RM: This was another widely trailed policy. It will be good news for workers on minimum wage jobs but the rise is not big enough to keep pace with Osborne’s promise that the rate will reach £9 by 2020.
RM: This is designed to incentivise people on part-time jobs to increase their hours, as it will slow the rate at which in-work benefits are withdrawn for those on universal credit. It has been welcomed by campaigners as a first step, but Iain Duncan Smith, the former work and pensions secretary, has said it does not go far enough.
RM: This is an agenda to help the ‘squeezed middle’ that could have been outlined by the former Labour leader Ed Miliband. In fact, when Miliband proposed the ban on letting agency fees, the Conservatives claimed it would lead to higher rents and less choice for tenants.
RM: This may be the help for savers that Theresa May hinted at in her Conservative conference speech when she claimed savings were being eroded by monetary policy.

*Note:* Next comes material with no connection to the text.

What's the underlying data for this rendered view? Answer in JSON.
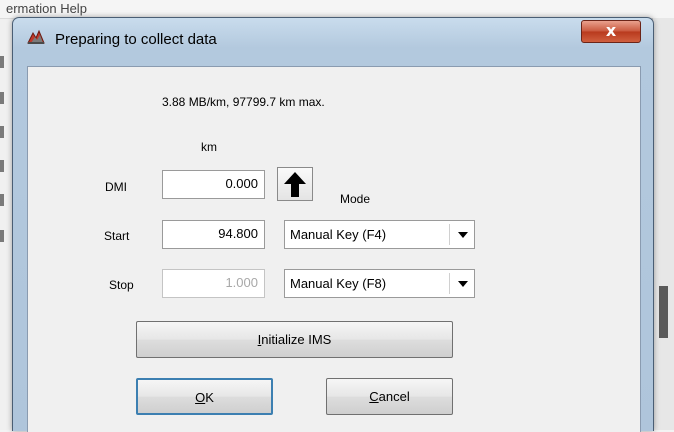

That appeared to be an unprecedented intervention in the activities of the Bank of England. However, she might simply have had this retail offering from the government in mind.
RM: It is becoming quite politically impossible for a chancellor to raise fuel duty, given the annual pressure against any more rises from Tory backbenchers and the rightwing press.
RM: Hammond has a reputation for being dull but this seemed to be an attempt at a dry joke. He announced dramatically that he was about to abolish the autumn statement, giving the impression he was about to resign, before simply switching to an autumn budget and spring statement. The spring statement will no longer be a major fiscal event but a response to economic forecasts produced twice a year by the OBR.
Source: Guardian Transport